Wells Fargo enjoyed a modest increase in profits for the fourth quarter of the year, as falling credit costs more than offset a 10 per cent fall in revenue.
The bank, America’s fourth largest by assets, reported net income of $2.99bn for the fourth quarter, up around 4 per cent on the same period in 2019. The bank reported earnings of 64 cents a share, higher than the 59 cents expected by analysts in a Bloomberg poll. Revenues for the quarter came in at $17.9bn, versus $19.9bn a year ago.
“Although our financial performance improved and we earned $3bn in the fourth quarter, our results continued to be impacted by the unprecedented operating environment and the required work to put our substantial legacy issues behind us,” said Charlie Scharf, who vowed to restore the bank’s fortunes after becoming CEO in September 2019.
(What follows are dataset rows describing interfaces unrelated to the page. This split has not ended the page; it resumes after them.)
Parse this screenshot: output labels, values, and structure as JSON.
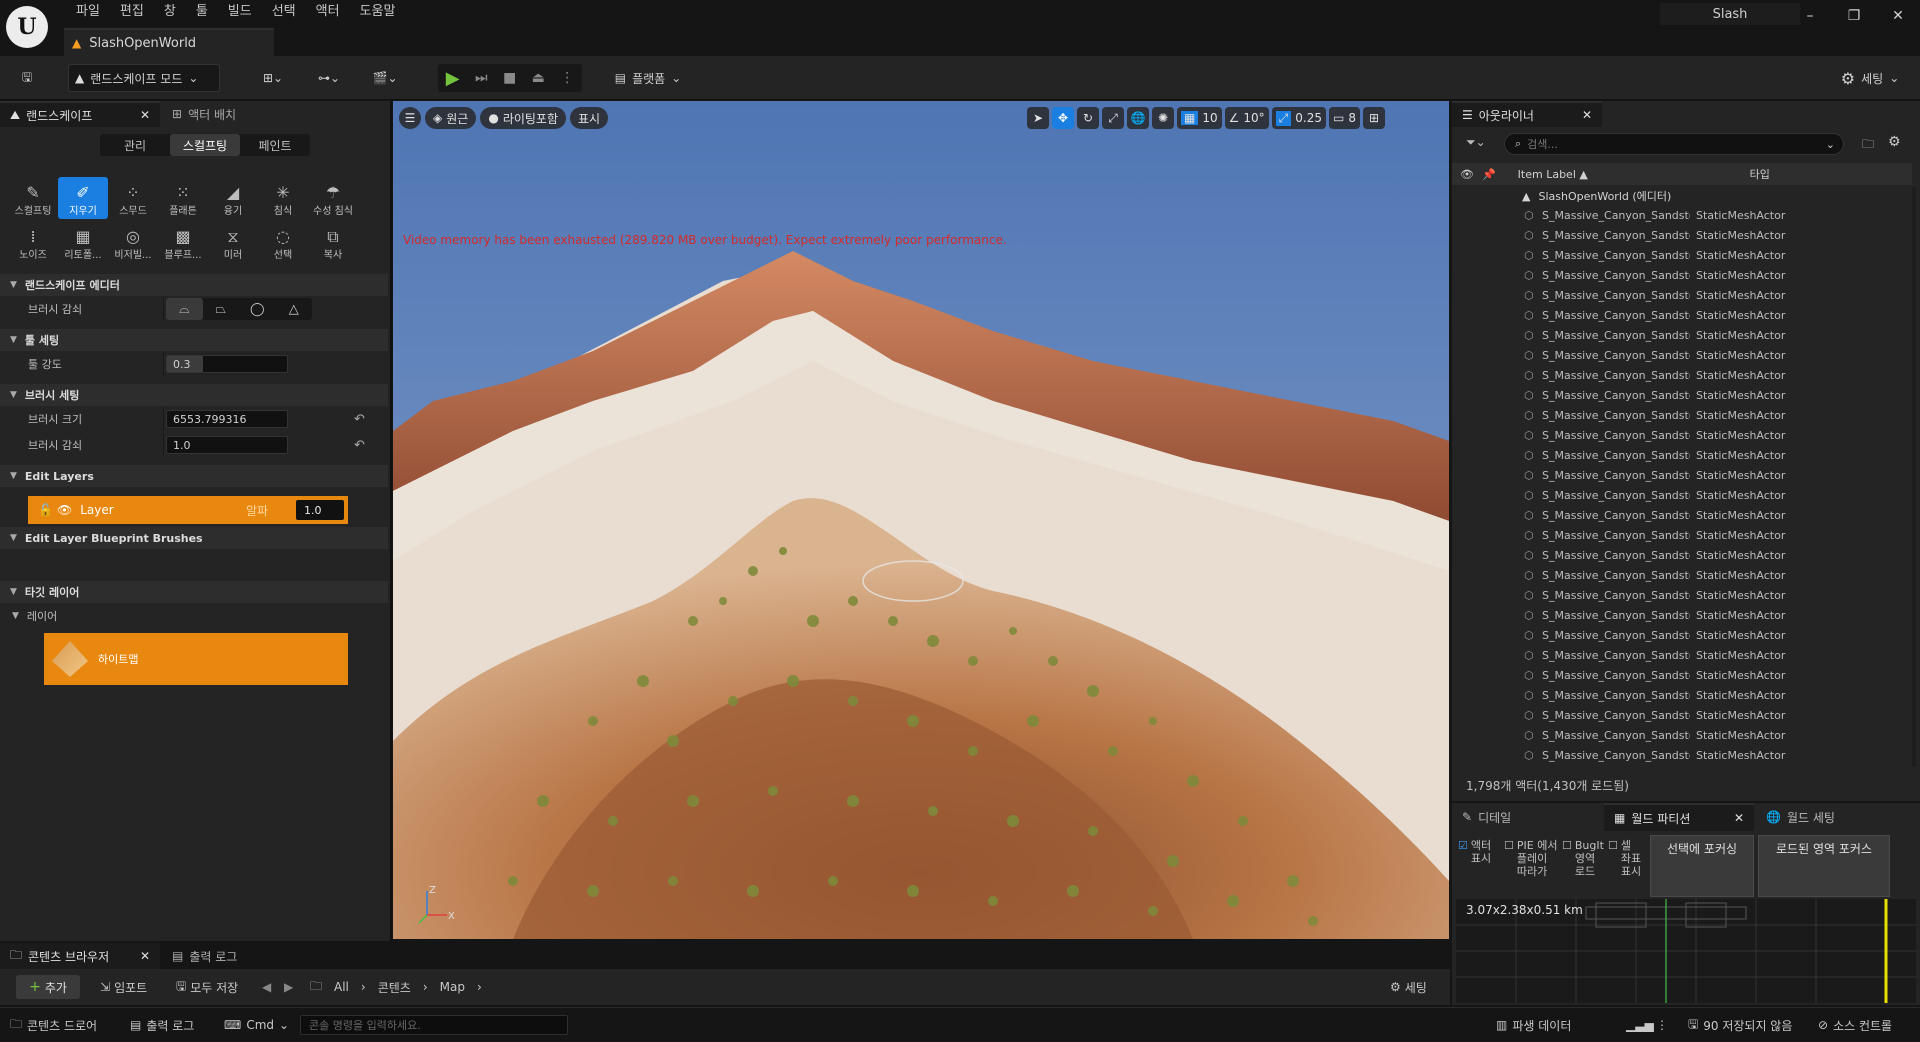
{
  "menu": [
    "파일",
    "편집",
    "창",
    "툴",
    "빌드",
    "선택",
    "액터",
    "도움말"
  ],
  "document_tab": "SlashOpenWorld",
  "project_name": "Slash",
  "toolbar": {
    "mode": "랜드스케이프 모드",
    "platforms": "플랫폼",
    "settings": "세팅"
  },
  "left_panel": {
    "tab_landscape": "랜드스케이프",
    "tab_place_actors": "액터 배치",
    "segments": [
      "관리",
      "스컬프팅",
      "페인트"
    ],
    "tools": [
      {
        "label": "스컬프팅",
        "icon": "sculpt-icon"
      },
      {
        "label": "지우기",
        "icon": "erase-icon",
        "selected": true
      },
      {
        "label": "스무드",
        "icon": "smooth-icon"
      },
      {
        "label": "플래튼",
        "icon": "flatten-icon"
      },
      {
        "label": "융기",
        "icon": "ramp-icon"
      },
      {
        "label": "침식",
        "icon": "erosion-icon"
      },
      {
        "label": "수성 침식",
        "icon": "hydro-erosion-icon"
      },
      {
        "label": "노이즈",
        "icon": "noise-icon"
      },
      {
        "label": "리토폴...",
        "icon": "retopologize-icon"
      },
      {
        "label": "비저빌...",
        "icon": "visibility-icon"
      },
      {
        "label": "블루프...",
        "icon": "blueprint-icon"
      },
      {
        "label": "미러",
        "icon": "mirror-icon"
      },
      {
        "label": "선택",
        "icon": "select-icon"
      },
      {
        "label": "복사",
        "icon": "copy-icon"
      }
    ],
    "editor_section": "랜드스케이프 에디터",
    "brush_falloff_type_label": "브러시 감쇠",
    "tool_settings_section": "툴 세팅",
    "tool_strength_label": "툴 강도",
    "tool_strength_value": "0.3",
    "tool_strength_fraction": 0.3,
    "brush_settings_section": "브러시 세팅",
    "brush_size_label": "브러시 크기",
    "brush_size_value": "6553.799316",
    "brush_falloff_label": "브러시 감쇠",
    "brush_falloff_value": "1.0",
    "edit_layers_section": "Edit Layers",
    "layer_name": "Layer",
    "layer_alpha_label": "알파",
    "layer_alpha_value": "1.0",
    "blueprint_brushes_section": "Edit Layer Blueprint Brushes",
    "target_layers_section": "타깃 레이어",
    "layers_label": "레이어",
    "heightmap_label": "하이트맵"
  },
  "viewport": {
    "perspective": "원근",
    "lighting": "라이팅포함",
    "show": "표시",
    "grid_snap": "10",
    "rotation_snap": "10°",
    "scale_snap": "0.25",
    "camera_speed": "8",
    "warning": "Video memory has been exhausted (289.820 MB over budget). Expect extremely poor performance.",
    "axis_z": "Z",
    "axis_x": "X"
  },
  "outliner": {
    "tab": "아웃라이너",
    "search_placeholder": "검색...",
    "col_label": "Item Label ▲",
    "col_type": "타입",
    "root": "SlashOpenWorld (에디터)",
    "row_name": "S_Massive_Canyon_Sandstone_Cliff_vjr",
    "row_type": "StaticMeshActor",
    "row_count_visible": 28,
    "count_text": "1,798개 액터(1,430개 로드됨)"
  },
  "world_partition": {
    "tab_details": "디테일",
    "tab_partition": "월드 파티션",
    "tab_world_settings": "월드 세팅",
    "opt_actor": "액터 표시",
    "opt_pie": "PIE 에서 플레이 따라가",
    "opt_bugit": "BugIt 영역 로드",
    "opt_coords": "셀 좌표 표시",
    "focus_selection": "선택에 포커싱",
    "focus_loaded": "로드된 영역 포커스",
    "world_size": "3.07x2.38x0.51 km"
  },
  "content_browser": {
    "tab": "콘텐츠 브라우저",
    "tab_output": "출력 로그",
    "add": "추가",
    "import": "임포트",
    "save_all": "모두 저장",
    "path": [
      "All",
      "콘텐츠",
      "Map"
    ],
    "settings": "세팅"
  },
  "statusbar": {
    "content_drawer": "콘텐츠 드로어",
    "output_log": "출력 로그",
    "cmd": "Cmd",
    "cmd_placeholder": "콘솔 명령을 입력하세요.",
    "derived_data": "파생 데이터",
    "unsaved": "90 저장되지 않음",
    "source_control": "소스 컨트롤"
  },
  "colors": {
    "accent_blue": "#1a7fe0",
    "layer_orange": "#e8880f",
    "play_green": "#74c43e",
    "warning_red": "#d32a2a"
  }
}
Restructuring charges took another $781m out of earnings in the fourth quarter. Net interest income fell 17 per cent, to $9.28bn, versus a year earlier. Lending margins recovered slightly relative to the third quarter, reflecting a small rise in US benchmark interest rates, which are still near historic lows.
Loan loss charges were a bright spot. After booking more than $10bn in the first nine months of the year, Wells enjoyed a $179m gain for loan loss provisions in the fourth quarter, largely because it released reserves related to a student loan portfolio which it is selling.
The higher than expected profits make it more likely that Wells will buy back shares in the first quarter, since share repurchases are capped by banks’ recent earnings. Wells said that its board had approved the buy back of an additional 500m shares, but did not signal imminent plans to go ahead with the plan.
Wells reported a 56 per cent fall in net income in the third quarter, a steeper drop than rivals Citigroup, Bank of America and JPMorgan Chase, as lower interest rates compressed lending margins while restructuring charges pushed up costs.
Wells has a smaller investment bank than its rivals, so it has enjoyed fewer spoils from 2020’s trading, dealmaking and fundraising booms.